I found this roll of Agfa Isopan FF, still sealed in its pressed steel canister, at an antique store about six years ago. It went right into the fridge in anticipation of a reason to use it.
Expired Film Day was that reason, and I’d be lying if I said this roll of film wasn’t part of what inspired the event. I had high hopes that everything would go well with the film, and for the most part, it did.
I shot the film in daylight using a period-appropriate Agfa B2 Speedex camera, a folding 6×6 120 camera. I carefully tested the shutter and inspected the aperture and bellows. I found a very tiny pinhole, but didn’t expect it to be a problem if I made sure to keep the camera closed. Aperture and shutter were good — in fact, surprisingly accurate.

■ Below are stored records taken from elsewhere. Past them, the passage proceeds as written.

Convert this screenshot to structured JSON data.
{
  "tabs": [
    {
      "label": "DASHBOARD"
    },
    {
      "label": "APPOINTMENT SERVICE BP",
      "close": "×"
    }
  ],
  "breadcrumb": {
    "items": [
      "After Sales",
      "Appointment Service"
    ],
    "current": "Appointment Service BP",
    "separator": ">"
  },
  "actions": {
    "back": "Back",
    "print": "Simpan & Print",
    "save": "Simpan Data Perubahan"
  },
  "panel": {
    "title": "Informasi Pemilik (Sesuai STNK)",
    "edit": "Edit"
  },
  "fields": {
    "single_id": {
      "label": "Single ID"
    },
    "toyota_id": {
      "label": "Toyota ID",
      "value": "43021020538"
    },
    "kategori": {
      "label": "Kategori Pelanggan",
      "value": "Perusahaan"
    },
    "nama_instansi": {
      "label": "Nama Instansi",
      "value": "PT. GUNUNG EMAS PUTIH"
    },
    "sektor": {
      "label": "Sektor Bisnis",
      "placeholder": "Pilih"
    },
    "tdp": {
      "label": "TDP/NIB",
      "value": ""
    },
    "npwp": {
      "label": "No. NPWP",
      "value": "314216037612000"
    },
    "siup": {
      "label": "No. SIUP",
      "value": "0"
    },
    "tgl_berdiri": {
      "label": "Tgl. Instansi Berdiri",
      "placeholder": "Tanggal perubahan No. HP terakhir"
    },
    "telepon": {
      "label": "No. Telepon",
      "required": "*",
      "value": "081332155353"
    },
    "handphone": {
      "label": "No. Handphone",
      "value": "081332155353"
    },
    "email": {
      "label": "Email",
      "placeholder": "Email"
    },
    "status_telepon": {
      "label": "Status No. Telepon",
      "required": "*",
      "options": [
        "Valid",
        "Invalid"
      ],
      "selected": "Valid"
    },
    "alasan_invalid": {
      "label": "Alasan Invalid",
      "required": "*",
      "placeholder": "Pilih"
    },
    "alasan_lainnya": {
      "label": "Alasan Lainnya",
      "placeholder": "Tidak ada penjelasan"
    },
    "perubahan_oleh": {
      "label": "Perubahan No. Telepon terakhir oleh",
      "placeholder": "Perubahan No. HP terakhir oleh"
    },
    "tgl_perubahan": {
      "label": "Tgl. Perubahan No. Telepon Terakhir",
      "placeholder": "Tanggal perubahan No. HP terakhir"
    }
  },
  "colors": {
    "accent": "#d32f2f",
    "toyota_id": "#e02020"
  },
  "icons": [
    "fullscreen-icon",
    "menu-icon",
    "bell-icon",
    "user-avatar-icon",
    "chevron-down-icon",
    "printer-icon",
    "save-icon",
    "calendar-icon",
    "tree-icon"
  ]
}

I loaded the film and the troubles began. I hadn’t thought to test the film advance very thoroughly — it started off okay, but as soon as I closed the back it started to grind. The further I got through the roll, the more difficult it became to advance. I wasn’t sure if it was the film or not, but I moved it ahead very gently and managed to make it through the roll.

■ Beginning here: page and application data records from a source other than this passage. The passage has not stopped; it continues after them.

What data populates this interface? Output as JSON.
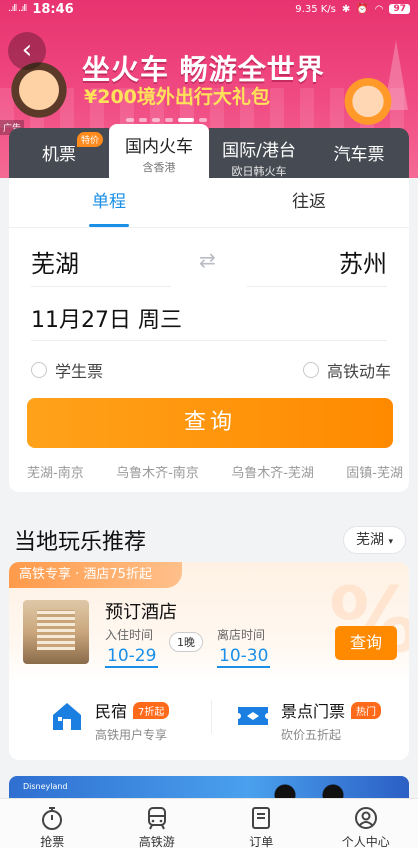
{
  "status_bar": {
    "signal": "..ıll ..ıll",
    "time": "18:46",
    "speed": "9.35 K/s",
    "battery": "97"
  },
  "banner": {
    "title": "坐火车 畅游全世界",
    "subtitle": "¥200境外出行大礼包",
    "ad_label": "广告"
  },
  "tabs": [
    {
      "label": "机票",
      "badge": "特价"
    },
    {
      "label": "国内火车",
      "sub": "含香港"
    },
    {
      "label": "国际/港台",
      "sub": "欧日韩火车"
    },
    {
      "label": "汽车票"
    }
  ],
  "search": {
    "trip_tabs": [
      "单程",
      "往返"
    ],
    "from_city": "芜湖",
    "to_city": "苏州",
    "date": "11月27日 周三",
    "option_student": "学生票",
    "option_highspeed": "高铁动车",
    "button": "查询",
    "history": [
      "芜湖-南京",
      "乌鲁木齐-南京",
      "乌鲁木齐-芜湖",
      "固镇-芜湖"
    ]
  },
  "recommend": {
    "title": "当地玩乐推荐",
    "city": "芜湖",
    "promo": "高铁专享 · 酒店75折起",
    "hotel_title": "预订酒店",
    "checkin_label": "入住时间",
    "checkout_label": "离店时间",
    "checkin": "10-29",
    "checkout": "10-30",
    "nights": "1晚",
    "button": "查询",
    "services": [
      {
        "name": "民宿",
        "tag": "7折起",
        "desc": "高铁用户专享",
        "color": "#1a7fe0"
      },
      {
        "name": "景点门票",
        "tag": "热门",
        "desc": "砍价五折起",
        "color": "#1a7fe0"
      }
    ]
  },
  "ad2_logo": "Disneyland",
  "bottom_nav": [
    {
      "label": "抢票",
      "icon": "stopwatch-icon"
    },
    {
      "label": "高铁游",
      "icon": "train-icon"
    },
    {
      "label": "订单",
      "icon": "order-icon"
    },
    {
      "label": "个人中心",
      "icon": "user-icon"
    }
  ]
}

After I finished the roll I tried the advance without any film in the camera and discovered it was just the knob. Whatever it passes through between the top cover and the film bay is gummed up or something. I added a tiny drop of light machine oil to it and worked it in, but the improvement was only marginal. I will probably retire this camera to shelf duty — or maybe sell it.
Isopan FF was ASA 16 film — slow even by the standards of its day. The lowest my iPhone light meter app goes is ASA 8, so I rated it at that and planned to push it some in development. Unfortunately, I couldn’t really find much in the way of development times.
I did come across some old Agfa documentation that claimed Rodinal at 1:10 for 16 minutes would do the trick. Then it appeared that it was a typo and that time was really for Rodinal at 1:100. I did some comparisons between other films’ Rodinal 1:100 development times, and then averaged the times for those same films in HC-110 at 1:63. I came up with something like 8 minutes. I have no idea if that’s even remotely right.
Since the film was approximately 60 years old, and I was only able to (easily) rate it down by one stop, I hoped to push it a stop or two, as well. So I developed it for 10.5 minutes at 20°C, agitating for the first full minute and then three inversions every minute.
My results were a lot better than what I got out of the Kodak Super-XX I tried at the same time. Unfortunately, they were still not that great. The film was obviously fogged a lot.
So fogged, in fact, that the results were hardly sharp. Of course, the scale focusing on the B2 Speedex probably didn’t help. I did my best, but missed a few. And for the first half of the roll I managed to think that the scale was written in meters rather than feet. The camera was made during the years when Agfa and Ansco were in bed, and made for the American market. The scale isn’t marked feet or meters, but I realized it was pretty unlikely that the minimum focusing distance was 3.5 meters and treated it as if it were marked in feet.
I shot most of the roll at f/8, and didn’t do too many close-ups, so most of it should’ve been fairly sharp even if I missed the focus by a ways. As you can see below, though, the grain and fogging are so bad it’s difficult to make out the edges, whether they’re sharp or not.
Additionally, the developed negatives are quite dark. I think I overdeveloped them by quite a bit. I may have unintentionally pushed the film a couple stops more than I thought. Interestingly, the edge markings appear nearly as dark as the rest of the film — leading me to think fogging was to blame for a lot of the damage.
I decided to simply post the entire roll in the order I exposed it, with the best captions I can come up with. I didn’t take shot-by-shot notes on this roll, and some of the photos are difficult to see much of anything in. There are lots of speckles, both black and white, on the film, which are clear evidence of severe damage to the film (I can rule out air bubbles and issues with the developer and fixer, because I used the same developer and fixer for several other rolls of film that came out just great).
I didn’t get any great results. In fact, I’m a little disappointed given how long I waited to try this stuff. I had to adjust the exposure a bit in Photoshop to make much of anything of these photographs, and I’ll certainly never try to make any prints. Nevertheless, a fun exercise and I don’t regret trying this ancient film one bit.
The rest of my Expired Film Day film is curled quite badly, so I’ve got the negatives between the pages of an Edward Weston book, with plenty of other books piled one top by folks like Walker Evans, Robert Adams, Ansel Adams, and so on. Maybe my photographs will improve through osmosis…
Other Expired Film Day 2016 posts:
- 2003 Kodak Plus-X 125 (Agfa)
- 2003 Kodak Plus-X 125 (Leica)
- 1977 Kodak Kodacolor II film
- 1956 Kodak Super-XX 616 film